_Problem requirements_
For each entry below, output it exactly as it stands.
┌─ Material for the task
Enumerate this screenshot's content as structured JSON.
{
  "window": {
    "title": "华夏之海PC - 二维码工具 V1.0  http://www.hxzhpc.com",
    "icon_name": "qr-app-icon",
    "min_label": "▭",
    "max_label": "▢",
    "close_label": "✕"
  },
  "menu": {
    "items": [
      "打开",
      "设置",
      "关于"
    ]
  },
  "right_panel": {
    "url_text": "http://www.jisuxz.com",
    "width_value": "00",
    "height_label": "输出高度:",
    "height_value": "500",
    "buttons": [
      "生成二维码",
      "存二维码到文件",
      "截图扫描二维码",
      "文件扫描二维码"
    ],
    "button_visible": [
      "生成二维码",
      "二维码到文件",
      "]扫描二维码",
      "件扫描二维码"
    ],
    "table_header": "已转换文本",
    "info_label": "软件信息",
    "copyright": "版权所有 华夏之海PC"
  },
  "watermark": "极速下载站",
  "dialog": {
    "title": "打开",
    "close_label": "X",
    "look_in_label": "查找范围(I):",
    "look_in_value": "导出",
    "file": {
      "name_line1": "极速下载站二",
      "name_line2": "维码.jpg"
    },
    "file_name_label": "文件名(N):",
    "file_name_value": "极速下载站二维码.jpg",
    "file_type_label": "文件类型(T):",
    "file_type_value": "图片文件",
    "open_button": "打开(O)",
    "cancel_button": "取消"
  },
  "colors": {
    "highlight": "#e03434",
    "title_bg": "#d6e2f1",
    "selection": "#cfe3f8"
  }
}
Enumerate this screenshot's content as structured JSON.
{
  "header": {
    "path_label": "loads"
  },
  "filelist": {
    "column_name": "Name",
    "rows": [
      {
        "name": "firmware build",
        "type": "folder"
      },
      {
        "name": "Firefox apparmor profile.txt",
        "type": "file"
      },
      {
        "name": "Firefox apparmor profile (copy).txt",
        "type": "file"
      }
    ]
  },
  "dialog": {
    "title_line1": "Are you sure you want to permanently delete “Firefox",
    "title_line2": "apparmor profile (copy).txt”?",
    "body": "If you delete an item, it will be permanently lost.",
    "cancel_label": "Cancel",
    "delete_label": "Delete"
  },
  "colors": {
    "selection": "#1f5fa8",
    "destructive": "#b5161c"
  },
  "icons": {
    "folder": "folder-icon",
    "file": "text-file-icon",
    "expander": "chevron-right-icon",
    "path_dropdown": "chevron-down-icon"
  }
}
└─
_Result of the exercise_
Enumerate this screenshot's content as structured JSON.
{
  "window": {
    "title": "华夏之海PC - 二维码工具 V1.0  http://www.hxzhpc.com",
    "icon_name": "qr-app-icon",
    "min_label": "▭",
    "max_label": "▢",
    "close_label": "✕"
  },
  "menu": {
    "items": [
      "打开",
      "设置",
      "关于"
    ]
  },
  "right_panel": {
    "url_text": "http://www.jisuxz.com",
    "width_value": "00",
    "height_label": "输出高度:",
    "height_value": "500",
    "buttons": [
      "生成二维码",
      "存二维码到文件",
      "截图扫描二维码",
      "文件扫描二维码"
    ],
    "button_visible": [
      "生成二维码",
      "二维码到文件",
      "]扫描二维码",
      "件扫描二维码"
    ],
    "table_header": "已转换文本",
    "info_label": "软件信息",
    "copyright": "版权所有 华夏之海PC"
  },
  "watermark": "极速下载站",
  "dialog": {
    "title": "打开",
    "close_label": "X",
    "look_in_label": "查找范围(I):",
    "look_in_value": "导出",
    "file": {
      "name_line1": "极速下载站二",
      "name_line2": "维码.jpg"
    },
    "file_name_label": "文件名(N):",
    "file_name_value": "极速下载站二维码.jpg",
    "file_type_label": "文件类型(T):",
    "file_type_value": "图片文件",
    "open_button": "打开(O)",
    "cancel_button": "取消"
  },
  "colors": {
    "highlight": "#e03434",
    "title_bg": "#d6e2f1",
    "selection": "#cfe3f8"
  }
}
Enumerate this screenshot's content as structured JSON.
{
  "header": {
    "path_label": "loads"
  },
  "filelist": {
    "column_name": "Name",
    "rows": [
      {
        "name": "firmware build",
        "type": "folder"
      },
      {
        "name": "Firefox apparmor profile.txt",
        "type": "file"
      },
      {
        "name": "Firefox apparmor profile (copy).txt",
        "type": "file"
      }
    ]
  },
  "dialog": {
    "title_line1": "Are you sure you want to permanently delete “Firefox",
    "title_line2": "apparmor profile (copy).txt”?",
    "body": "If you delete an item, it will be permanently lost.",
    "cancel_label": "Cancel",
    "delete_label": "Delete"
  },
  "colors": {
    "selection": "#1f5fa8",
    "destructive": "#b5161c"
  },
  "icons": {
    "folder": "folder-icon",
    "file": "text-file-icon",
    "expander": "chevron-right-icon",
    "path_dropdown": "chevron-down-icon"
  }
}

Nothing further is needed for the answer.